Tuesday, March 24, 2015

An Unimaginable Tragedy

Gabriel Sasson at speaking at the funeral of his 7 children in Jerusalem (JP)
I have hesitated commenting on the tragedy that befell the Sassoon family last Shabbos.  That’s because it is so painful for me to think about. Losing a child to a fire is horrible enough.  I can’t even imagine it. My brain shuts off. It will not allow me to go there. I have 4 children. The horror of losing 7 children that way is impossible to contemplate. It almost becomes a statistic to an outsider not directly experiencing it. Much like the 6 million Jews slaughtered in the Holocaust. 

But it should never be thought of that way. Losing seven children aged 5 to 16 is not just a statistic. They were seven beautiful human beings that died a horrible death through no fault of their own… or anyone else’s. The classic theodicy.

Although reluctant to talk about it, watching the Jerusalem Post video of the funeral at Har Menuchos in Jerusalem moved me to say something. I defy anyone to watch the video and not shed a tear. The father of those children, Gabriel Sasson, asks the question of God:
“Why seven? Seven beautiful roses,” asked Sasson, as his voice trembled amid hundreds of unrestrained sobs at Har Hamenuhot Cemetery. “They were so pure. So pure.” “God Almighty took seven roses,” he continued. “He took my children and my future grandchildren – maybe 70 or 80 of them. He took their smiles. To you, my God, I gave my all. My soul. My everything.”
I have no words.  I don’t know how to console a father that has gone – is going – through this. I have never lost a child. I can only relate what it’s like to lose a grandchild, my beloved Reuven. That was to cancer. It was an excruciating loss. One which will be with me the rest of my life. But I know that it is nothing compared to the pain of losing a healthy child suddenly to a fire. Multiply that pain by 7 children. From the Jerusalem Post article they were: Eliane, 16; Rivka, 13; Sara, 5; David, 12; Yeshua, 10; Moshe, 8; and Yaakov, 5. Just reading all of those names and ages in this context makes my eyes water.

And then there are the 2 survivors.  Mr. Sasson’s wife Gayle, 45, and daughter Siporah, 15. They are in critical condition having jumped out of a 2nd story window. And all this happened on Shabbos to a Shabbos observant family, no less. A day that is elevated by God above all the other days of the week.

It is enough to make an Apikores out of anyone. And yet Mr. Sasson’s Emunah, his faith in God and Judaism remains strong.  I suppose that those who suffered the tragedies of the Holocaust and remained with their faith had the same kind of challenges. Tzadik V’Ra Lo. Why indeed do bad things happen to good people?! It seems so unjust… so unfair… to seemingly punish innocent people in this horrible way… and in the case of an observant Jew - on a Shabbos no less. I have no answers. Just questions.
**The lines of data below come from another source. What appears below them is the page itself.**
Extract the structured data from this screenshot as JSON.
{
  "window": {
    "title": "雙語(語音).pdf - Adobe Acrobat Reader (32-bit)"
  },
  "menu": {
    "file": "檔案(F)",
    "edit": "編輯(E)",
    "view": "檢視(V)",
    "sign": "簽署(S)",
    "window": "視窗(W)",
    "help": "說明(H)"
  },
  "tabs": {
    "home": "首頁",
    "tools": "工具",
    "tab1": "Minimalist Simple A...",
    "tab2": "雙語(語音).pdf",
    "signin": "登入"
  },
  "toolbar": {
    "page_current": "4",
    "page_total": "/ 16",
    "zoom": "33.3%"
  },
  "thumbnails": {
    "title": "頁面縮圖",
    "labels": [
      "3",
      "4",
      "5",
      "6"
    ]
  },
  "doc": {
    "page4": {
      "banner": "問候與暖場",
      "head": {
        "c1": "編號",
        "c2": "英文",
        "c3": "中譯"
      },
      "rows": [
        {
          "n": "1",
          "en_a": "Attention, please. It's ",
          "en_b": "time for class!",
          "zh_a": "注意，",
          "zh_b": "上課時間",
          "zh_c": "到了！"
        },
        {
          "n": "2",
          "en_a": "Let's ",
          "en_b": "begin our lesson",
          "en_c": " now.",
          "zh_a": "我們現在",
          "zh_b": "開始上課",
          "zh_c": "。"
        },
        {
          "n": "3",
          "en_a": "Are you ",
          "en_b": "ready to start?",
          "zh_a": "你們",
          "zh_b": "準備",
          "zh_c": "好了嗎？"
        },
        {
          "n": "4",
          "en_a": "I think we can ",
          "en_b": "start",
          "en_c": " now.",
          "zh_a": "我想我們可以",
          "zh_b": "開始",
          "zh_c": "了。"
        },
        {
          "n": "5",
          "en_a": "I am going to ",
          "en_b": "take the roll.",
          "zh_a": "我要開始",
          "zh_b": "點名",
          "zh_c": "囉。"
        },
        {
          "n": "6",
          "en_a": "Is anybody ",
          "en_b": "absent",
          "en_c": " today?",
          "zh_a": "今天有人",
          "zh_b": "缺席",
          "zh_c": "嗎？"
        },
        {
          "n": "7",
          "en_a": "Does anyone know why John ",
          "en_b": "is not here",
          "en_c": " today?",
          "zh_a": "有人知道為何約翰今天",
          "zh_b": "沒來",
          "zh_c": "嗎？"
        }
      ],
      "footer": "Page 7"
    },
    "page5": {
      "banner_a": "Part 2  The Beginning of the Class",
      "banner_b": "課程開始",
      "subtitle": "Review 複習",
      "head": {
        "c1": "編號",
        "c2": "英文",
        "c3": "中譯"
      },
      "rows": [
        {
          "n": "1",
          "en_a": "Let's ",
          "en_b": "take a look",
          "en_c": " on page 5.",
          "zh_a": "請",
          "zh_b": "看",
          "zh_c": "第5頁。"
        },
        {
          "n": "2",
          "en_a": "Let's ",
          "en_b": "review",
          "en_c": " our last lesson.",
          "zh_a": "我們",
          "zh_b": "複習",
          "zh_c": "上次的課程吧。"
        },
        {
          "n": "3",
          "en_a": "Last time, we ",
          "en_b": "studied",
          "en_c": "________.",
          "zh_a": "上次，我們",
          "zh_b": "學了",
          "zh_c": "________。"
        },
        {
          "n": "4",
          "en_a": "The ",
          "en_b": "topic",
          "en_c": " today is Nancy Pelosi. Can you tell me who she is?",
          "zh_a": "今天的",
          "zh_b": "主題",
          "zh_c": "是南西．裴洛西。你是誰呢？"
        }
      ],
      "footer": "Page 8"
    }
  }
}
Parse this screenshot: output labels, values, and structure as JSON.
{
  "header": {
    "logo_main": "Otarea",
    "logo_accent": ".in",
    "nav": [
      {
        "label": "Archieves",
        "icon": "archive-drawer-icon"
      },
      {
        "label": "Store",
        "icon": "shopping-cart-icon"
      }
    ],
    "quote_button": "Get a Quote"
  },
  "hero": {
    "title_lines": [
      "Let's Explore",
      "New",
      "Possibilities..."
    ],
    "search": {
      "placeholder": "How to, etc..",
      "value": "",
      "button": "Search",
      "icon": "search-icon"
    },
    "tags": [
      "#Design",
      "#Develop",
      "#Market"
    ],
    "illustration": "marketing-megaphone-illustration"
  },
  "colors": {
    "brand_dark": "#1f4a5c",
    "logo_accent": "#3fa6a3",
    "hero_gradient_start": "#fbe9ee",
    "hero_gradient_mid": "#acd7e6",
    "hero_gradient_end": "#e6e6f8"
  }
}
In the face of such a tragedy, there are some who want to use it to talk about how this could have been prevented. Now is not the time for such discussions. They just add to the pain (…if that’s even possible when the pain is so great!)

There are some who have implied that Shabbos observance itself  is the cause of this tragedy.  Have these vultures no feeling? Have they no empathy for the suffering of a man who one day had everything - and in a moment lost everything?! What is the matter with these people?!

Now is not the time for speculating about what could have been done. And it is certainly not the time to blame religion for the tragedy. Instead of blaming religion - let them look at the incredible faith this man has in the face of such a horrible tragedy. That tells you what he is made of.

Now is the time to let Mr. Sassoon mourn his loss and to try and comfort him as best we can. (Which to me seems like a mindbogglingly impossible task. But that does not free us from trying.) I will end with the traditional consolation prayer made to the bereaved. HaMakom Menachem Eschem B’Soch Shaar Avelei Tzion V’Yerushalayim. May God comfort Mr. Sasson among the mourners of Zion and Jerusalem.